• [Your instructions] Your answer must consist of every line from the data below that includes the word "value".

• [Task data]

# # # # #

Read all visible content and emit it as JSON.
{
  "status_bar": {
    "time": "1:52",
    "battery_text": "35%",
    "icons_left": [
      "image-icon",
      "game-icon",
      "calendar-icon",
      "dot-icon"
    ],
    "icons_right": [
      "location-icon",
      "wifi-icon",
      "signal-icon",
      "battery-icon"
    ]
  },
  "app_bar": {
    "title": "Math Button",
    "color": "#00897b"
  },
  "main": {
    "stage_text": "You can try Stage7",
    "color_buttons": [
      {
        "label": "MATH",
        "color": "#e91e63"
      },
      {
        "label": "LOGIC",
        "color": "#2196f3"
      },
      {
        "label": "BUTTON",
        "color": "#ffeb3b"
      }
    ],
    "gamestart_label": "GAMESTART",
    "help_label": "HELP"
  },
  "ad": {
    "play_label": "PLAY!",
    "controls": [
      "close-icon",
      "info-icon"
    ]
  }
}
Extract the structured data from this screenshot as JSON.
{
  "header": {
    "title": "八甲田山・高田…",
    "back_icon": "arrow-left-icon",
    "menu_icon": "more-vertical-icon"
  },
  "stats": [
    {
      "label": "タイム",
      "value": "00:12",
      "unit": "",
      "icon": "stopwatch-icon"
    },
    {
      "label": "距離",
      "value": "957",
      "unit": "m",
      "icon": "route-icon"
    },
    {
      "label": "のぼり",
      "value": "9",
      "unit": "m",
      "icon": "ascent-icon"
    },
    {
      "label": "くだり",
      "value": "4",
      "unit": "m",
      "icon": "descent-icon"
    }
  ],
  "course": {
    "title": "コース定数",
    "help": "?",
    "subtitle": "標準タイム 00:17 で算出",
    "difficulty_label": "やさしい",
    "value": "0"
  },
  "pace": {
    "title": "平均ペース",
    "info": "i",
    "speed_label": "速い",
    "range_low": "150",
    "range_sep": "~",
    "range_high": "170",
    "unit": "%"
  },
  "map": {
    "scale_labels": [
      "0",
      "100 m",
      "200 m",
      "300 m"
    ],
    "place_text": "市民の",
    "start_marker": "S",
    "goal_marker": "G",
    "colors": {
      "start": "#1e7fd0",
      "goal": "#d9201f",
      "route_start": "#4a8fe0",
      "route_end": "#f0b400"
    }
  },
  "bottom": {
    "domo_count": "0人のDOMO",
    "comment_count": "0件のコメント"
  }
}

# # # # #

• [Exercise output]
      "value": "00:12",
      "value": "957",
      "value": "9",
      "value": "4",
    "value": "0"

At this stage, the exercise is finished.